Known as one of America’s first serial killers, H.H. Holmes was a murderer active in around the 1880’s to the 1890’s. He is estimated to have killed up to 200 people during his lifetime. Holmes was born in 1861 in New Hampshire to a wealthy family and seemed to have a privileged childhood, despite the fact he was severely bullied when he was younger. He also appeared to be extremely intelligent at an early age, and sometimes practiced surgery on animals due to his interest in medicine. Once he was old enough, he studied medicine at the University of Michigan and reportedly stole corpses and disfigured them.

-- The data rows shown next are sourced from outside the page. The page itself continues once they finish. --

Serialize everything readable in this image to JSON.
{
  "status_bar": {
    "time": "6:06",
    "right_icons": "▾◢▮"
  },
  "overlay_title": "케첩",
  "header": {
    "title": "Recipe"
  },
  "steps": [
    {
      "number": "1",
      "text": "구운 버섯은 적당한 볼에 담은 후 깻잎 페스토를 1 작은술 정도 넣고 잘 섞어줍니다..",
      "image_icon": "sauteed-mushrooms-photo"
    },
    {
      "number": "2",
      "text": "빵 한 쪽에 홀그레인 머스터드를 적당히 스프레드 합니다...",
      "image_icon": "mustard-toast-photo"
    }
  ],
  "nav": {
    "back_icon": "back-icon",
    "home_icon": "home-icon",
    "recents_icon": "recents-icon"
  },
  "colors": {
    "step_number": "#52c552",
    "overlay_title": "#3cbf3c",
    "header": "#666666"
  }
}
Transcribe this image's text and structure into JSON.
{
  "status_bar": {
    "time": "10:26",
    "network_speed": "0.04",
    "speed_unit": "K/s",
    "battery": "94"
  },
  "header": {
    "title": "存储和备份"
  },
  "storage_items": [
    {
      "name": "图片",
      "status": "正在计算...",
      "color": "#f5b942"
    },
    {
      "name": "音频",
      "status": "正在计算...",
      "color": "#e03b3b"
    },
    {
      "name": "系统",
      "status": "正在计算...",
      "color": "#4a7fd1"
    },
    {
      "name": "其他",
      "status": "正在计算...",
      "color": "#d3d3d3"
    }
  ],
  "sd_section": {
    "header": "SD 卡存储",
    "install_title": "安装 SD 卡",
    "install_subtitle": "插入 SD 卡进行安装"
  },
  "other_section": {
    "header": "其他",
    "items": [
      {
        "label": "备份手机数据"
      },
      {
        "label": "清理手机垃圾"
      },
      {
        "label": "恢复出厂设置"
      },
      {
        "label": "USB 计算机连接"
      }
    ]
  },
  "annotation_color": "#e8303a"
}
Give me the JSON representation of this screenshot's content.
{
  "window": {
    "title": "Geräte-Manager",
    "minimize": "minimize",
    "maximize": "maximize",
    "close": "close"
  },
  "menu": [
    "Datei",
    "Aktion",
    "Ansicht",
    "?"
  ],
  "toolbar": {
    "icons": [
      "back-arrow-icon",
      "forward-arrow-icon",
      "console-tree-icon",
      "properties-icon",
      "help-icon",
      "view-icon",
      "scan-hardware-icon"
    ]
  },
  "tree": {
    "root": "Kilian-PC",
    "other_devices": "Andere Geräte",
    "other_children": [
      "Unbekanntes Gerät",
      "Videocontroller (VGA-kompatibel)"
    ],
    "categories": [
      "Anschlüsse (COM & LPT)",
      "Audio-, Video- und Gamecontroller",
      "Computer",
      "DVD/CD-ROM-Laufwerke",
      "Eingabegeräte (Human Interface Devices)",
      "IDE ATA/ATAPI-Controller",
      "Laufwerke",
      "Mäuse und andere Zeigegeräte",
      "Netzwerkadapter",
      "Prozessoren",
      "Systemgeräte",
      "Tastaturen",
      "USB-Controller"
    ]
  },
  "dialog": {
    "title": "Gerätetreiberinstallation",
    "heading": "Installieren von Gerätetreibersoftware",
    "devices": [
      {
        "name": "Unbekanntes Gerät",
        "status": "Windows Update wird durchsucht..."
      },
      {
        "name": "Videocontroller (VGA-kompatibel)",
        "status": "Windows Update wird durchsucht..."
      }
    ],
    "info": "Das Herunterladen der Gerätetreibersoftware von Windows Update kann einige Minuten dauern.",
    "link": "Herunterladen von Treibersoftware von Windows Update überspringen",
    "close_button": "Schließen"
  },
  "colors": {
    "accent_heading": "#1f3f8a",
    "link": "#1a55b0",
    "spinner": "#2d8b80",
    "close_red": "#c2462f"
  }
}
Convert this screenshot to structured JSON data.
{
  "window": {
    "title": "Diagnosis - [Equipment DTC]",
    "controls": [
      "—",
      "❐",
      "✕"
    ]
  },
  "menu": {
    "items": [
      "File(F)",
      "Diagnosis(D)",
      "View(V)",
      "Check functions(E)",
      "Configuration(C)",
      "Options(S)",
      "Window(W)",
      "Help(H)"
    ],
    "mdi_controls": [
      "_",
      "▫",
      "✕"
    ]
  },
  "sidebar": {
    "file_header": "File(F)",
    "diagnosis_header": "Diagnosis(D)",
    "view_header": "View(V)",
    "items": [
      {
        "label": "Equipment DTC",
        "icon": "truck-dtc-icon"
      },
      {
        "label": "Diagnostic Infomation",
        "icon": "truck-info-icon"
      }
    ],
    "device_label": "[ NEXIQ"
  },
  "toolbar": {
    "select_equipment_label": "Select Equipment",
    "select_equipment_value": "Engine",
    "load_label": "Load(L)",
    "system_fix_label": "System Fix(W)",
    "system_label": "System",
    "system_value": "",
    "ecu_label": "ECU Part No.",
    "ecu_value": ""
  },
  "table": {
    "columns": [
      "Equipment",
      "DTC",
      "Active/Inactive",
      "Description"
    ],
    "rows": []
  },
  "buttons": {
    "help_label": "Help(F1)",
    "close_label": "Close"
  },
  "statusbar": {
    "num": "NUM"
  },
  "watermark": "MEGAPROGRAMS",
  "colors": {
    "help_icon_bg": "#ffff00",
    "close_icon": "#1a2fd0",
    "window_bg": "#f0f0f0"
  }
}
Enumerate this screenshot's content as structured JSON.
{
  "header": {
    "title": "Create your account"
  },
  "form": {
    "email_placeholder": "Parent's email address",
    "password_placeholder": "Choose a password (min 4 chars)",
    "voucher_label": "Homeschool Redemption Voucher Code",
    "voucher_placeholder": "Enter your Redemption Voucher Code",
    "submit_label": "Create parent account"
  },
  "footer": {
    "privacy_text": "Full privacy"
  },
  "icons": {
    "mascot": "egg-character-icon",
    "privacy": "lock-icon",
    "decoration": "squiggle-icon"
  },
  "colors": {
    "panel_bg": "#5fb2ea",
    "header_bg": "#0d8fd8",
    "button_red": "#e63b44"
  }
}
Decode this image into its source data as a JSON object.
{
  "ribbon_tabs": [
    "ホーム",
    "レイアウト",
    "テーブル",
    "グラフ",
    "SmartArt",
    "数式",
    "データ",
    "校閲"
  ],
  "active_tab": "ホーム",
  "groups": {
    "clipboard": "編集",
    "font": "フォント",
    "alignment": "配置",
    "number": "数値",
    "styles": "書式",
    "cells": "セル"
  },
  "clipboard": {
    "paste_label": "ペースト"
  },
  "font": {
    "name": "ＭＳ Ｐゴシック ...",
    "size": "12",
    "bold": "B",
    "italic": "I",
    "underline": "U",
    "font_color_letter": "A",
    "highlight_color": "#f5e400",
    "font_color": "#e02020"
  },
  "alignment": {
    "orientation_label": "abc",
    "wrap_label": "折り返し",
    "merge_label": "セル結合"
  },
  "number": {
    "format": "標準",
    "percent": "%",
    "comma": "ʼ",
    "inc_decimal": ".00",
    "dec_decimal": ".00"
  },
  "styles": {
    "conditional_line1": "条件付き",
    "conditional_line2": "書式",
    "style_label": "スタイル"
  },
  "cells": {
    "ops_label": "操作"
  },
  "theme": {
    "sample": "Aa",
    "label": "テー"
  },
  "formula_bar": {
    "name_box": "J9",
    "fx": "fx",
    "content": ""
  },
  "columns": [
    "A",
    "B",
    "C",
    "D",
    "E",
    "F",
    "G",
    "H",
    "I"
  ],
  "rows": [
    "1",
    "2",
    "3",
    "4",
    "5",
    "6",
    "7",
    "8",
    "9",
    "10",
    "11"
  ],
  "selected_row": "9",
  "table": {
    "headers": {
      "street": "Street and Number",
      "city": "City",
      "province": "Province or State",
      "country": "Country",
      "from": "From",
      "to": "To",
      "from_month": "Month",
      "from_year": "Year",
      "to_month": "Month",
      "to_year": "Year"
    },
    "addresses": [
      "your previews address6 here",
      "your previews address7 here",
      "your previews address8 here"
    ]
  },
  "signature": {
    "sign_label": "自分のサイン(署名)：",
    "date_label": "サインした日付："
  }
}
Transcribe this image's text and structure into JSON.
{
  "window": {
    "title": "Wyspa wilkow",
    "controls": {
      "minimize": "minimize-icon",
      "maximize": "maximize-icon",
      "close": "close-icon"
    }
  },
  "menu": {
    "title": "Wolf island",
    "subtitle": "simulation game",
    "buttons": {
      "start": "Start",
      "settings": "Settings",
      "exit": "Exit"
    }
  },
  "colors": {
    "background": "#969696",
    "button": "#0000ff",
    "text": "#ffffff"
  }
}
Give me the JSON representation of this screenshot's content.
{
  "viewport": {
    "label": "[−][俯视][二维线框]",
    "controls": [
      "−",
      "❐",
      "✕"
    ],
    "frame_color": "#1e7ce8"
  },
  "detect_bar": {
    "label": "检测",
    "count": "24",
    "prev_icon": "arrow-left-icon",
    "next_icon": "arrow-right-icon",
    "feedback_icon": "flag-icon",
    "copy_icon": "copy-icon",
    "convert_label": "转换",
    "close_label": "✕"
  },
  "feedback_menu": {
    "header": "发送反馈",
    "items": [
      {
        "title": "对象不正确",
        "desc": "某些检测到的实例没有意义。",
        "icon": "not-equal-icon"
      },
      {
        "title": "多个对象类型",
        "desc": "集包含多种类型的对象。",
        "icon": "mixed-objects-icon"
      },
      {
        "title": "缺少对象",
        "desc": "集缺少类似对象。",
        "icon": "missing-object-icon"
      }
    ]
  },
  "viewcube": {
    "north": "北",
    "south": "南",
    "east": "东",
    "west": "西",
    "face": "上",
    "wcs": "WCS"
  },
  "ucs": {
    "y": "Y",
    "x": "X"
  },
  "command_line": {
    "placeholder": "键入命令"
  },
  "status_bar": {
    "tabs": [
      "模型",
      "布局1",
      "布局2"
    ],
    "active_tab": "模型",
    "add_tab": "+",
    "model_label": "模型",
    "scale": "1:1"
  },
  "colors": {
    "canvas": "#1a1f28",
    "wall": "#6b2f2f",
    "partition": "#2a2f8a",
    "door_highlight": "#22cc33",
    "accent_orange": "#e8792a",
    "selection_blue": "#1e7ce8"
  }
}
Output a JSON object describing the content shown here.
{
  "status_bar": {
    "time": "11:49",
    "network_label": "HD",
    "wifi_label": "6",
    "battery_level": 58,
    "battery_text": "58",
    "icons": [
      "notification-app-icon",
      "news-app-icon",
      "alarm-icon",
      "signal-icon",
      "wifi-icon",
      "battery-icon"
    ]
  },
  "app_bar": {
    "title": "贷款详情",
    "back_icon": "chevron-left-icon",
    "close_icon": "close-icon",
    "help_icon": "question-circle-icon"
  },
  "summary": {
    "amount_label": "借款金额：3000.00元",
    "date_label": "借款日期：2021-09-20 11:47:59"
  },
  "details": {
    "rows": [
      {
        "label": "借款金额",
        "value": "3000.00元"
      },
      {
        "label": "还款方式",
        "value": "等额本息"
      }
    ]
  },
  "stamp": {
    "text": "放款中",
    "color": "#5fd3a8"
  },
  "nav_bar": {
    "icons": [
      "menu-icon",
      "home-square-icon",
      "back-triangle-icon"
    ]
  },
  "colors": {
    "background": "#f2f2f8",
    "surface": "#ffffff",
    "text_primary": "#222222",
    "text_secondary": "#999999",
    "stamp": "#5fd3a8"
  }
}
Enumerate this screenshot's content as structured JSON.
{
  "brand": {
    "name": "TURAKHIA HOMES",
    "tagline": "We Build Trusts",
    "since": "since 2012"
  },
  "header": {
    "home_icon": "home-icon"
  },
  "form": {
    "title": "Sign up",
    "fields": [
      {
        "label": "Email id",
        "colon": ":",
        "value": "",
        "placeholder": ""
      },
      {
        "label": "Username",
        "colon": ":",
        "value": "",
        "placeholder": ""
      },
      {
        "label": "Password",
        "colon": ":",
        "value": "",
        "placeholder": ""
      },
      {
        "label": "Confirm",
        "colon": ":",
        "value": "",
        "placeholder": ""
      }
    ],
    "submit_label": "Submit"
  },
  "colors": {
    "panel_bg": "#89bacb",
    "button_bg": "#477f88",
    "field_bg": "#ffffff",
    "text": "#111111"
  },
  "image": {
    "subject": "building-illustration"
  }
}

H.H. Holmes moved to Chicago, Illinois in 1886, where he started his life as a killer. He constructed a three story building, now known as the ‘Murder Castle’ and opened it up as a hotel for visitors during the Chicago World Fair. The building contained 60 soundproof rooms and 51 doors in odd places over ceilings and floors. He personally supervised it to avoid suspicion. Holmes had secretly installed his hotel with torture chambers and rooms where he could kill his victims; some rooms would asphyxiate the guests, starve them, or even burn them to death. One room had been plated with iron and then heated up slowly so the person inside would suffer a gruesome death. There were also chutes in the building so he could move the corpses to the basement where he disposed of them by either dissolving them in acid or cremating them. Holmes also sold the skeletons of his victims to medical schools in order to make money. It was pretty much impossible to escape Holmes’ hotel due to the deadly designs of the rooms.
Holmes had not only murdered people in his castle, but had also killed his business partner, Benjamin Pitezel. Pitezel was meant to fake his own death in order to collect $10,000 from a life insurance company. Instead of faking it, Holmes actually murdered him and convinced Pitezel’s wife he was alive. Holmes had finally been caught once Chicago police inspected his Murder Castle and were finally able to figure out his killing strategies. But, the castle was mysteriously burned down in 1895. Holmes was put on trial for insurance fraud and the murder of Pitezel, and he confessed not only to that, but admitted to killing 27 people in Chicago, Indianapolis and Toronto (some of them were still alive). Holmes lost his case and was hanged in Philadelphia, Pennsylvania in 1896. Even today, Holmes is still known as one of the most ruthless serial killers of America.
By Shahd El Naggar